Native to Eurasia, this short lived herbaceous perennial is also known as catmint and is a member of the mint family, Labiaceae, that also includes rosemary, basil, and beebalm.  Plants grow 2-4′ tall and spread up to 6′ wide.  The upright reddish-brown  stems carry narrow leaves  up to four inches long.  The leaves  have  deep finger-like lobes with green top sides  and silver bottom sides covered with fuzzy white hairs.  Leafy clusters of small yellow-green flowers appear from late summer into fall at the stem tips and leaf axils and  are attractive to butterflies and bees. Plants are coarse and not particularly ornamental but are well worth growing for their leaves which when dried stimulate about 70% of  domestic and wild cats to amusing antics. The genus name, Nepeta, proabably honors Nepe, an ancient Etruscan city now known as Tuscia in Lazio, Italy, an area where the plant grows abundantly.  The specific epithet, cataria, is derived from the Latin word catus, meaning cat, and refers to the attraction that cats have for the plant.

Type: Short lived herbaceous perennial

Bloom: Small (1/4-1/2”) white, tubular flowers are borne in massed spikes in summer.

Foliage: Coarse, toothed, opposite, egg-shaped, 2-3” long gray-green leaves with whitish, downy, undersides.

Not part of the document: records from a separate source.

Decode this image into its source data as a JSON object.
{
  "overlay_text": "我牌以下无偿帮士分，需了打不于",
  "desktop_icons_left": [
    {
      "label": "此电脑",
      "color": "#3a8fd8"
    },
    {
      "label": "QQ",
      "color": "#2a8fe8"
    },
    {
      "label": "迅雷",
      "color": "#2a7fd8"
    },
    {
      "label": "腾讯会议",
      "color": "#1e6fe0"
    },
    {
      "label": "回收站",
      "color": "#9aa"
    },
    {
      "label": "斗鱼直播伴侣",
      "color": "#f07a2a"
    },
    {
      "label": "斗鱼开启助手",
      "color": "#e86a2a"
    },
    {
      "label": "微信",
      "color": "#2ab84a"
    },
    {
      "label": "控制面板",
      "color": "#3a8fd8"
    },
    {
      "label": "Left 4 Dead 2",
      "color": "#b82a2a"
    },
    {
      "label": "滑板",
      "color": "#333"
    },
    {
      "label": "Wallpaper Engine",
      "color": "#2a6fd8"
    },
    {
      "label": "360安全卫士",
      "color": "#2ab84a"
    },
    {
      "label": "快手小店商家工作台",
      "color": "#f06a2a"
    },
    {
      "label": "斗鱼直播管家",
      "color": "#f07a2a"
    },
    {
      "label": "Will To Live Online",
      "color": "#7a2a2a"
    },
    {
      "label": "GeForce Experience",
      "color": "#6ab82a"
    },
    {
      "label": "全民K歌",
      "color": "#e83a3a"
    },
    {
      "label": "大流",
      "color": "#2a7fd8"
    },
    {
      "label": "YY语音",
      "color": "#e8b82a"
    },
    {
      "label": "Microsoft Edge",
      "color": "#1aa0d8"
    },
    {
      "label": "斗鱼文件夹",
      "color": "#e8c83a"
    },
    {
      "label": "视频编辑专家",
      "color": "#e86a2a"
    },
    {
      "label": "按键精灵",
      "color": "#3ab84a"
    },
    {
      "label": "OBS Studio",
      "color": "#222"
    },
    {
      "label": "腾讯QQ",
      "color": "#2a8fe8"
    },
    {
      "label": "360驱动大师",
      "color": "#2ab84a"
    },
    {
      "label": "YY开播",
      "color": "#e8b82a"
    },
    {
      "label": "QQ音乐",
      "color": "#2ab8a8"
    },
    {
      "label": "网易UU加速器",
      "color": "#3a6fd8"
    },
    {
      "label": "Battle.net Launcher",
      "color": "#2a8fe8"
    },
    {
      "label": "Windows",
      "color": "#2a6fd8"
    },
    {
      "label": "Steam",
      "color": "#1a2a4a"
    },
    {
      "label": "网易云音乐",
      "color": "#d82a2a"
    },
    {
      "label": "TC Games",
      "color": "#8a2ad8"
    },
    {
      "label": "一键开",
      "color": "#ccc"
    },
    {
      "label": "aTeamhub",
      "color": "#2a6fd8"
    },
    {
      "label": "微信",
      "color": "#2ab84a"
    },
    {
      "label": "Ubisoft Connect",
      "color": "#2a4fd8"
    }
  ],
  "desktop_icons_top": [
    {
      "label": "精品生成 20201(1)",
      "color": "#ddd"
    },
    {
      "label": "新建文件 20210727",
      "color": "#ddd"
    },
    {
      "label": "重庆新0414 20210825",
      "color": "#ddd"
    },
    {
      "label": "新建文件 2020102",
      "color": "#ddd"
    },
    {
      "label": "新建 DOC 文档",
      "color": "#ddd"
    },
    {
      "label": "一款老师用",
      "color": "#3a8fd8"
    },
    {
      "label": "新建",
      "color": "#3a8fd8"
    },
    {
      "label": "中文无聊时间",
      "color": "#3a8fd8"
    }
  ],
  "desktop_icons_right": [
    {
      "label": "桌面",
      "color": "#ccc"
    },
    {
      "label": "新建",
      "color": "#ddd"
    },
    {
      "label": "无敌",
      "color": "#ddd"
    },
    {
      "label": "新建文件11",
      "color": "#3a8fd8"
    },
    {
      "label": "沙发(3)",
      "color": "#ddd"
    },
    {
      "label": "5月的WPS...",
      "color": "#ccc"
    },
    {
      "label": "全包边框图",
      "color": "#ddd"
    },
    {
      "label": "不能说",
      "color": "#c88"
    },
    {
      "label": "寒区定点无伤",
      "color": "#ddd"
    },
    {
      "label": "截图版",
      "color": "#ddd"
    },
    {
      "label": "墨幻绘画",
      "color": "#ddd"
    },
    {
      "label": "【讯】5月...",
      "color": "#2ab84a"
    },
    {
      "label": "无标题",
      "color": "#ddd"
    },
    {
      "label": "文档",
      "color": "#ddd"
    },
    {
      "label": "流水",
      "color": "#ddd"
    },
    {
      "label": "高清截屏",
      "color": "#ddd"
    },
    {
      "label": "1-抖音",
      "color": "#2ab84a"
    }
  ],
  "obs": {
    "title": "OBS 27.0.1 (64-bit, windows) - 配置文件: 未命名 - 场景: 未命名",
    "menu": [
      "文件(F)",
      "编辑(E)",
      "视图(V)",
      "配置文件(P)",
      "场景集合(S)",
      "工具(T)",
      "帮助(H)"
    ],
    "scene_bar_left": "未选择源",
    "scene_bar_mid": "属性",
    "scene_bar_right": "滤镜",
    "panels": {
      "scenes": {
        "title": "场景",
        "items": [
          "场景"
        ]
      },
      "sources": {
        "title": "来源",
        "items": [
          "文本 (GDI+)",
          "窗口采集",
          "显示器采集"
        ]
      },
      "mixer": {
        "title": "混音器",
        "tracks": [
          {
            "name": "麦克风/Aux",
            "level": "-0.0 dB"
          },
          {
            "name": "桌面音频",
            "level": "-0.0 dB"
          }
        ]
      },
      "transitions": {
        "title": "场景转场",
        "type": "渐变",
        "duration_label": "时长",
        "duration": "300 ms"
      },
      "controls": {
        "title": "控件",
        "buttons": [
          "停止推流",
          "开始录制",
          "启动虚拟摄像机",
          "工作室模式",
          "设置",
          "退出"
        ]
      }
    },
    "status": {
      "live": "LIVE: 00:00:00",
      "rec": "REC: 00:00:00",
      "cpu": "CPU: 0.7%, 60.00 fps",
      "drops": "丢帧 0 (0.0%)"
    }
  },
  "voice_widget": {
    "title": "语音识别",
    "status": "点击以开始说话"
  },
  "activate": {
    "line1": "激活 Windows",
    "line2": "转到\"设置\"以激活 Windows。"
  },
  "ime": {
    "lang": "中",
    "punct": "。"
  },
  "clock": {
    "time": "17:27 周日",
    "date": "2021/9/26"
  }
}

Size: 1-3’ H x 1-3’ W.

Light: Full sun to part shade.

Soil: Average, sandy, well drained, pH 6.6.

Hardiness: Zones 3-9.

Care: Gather leaves and tops in late summer when in full bloom and dry by hanging upside down in the shade.

Pests and Diseases: Cats can be a problem if they find a patch as they like to roll in it; none other of significance.

Propagation: Cuttings taken in spring, mid-summer, or fall; seed but cuttings easier..

Herbs plant profiles pointer

By Karen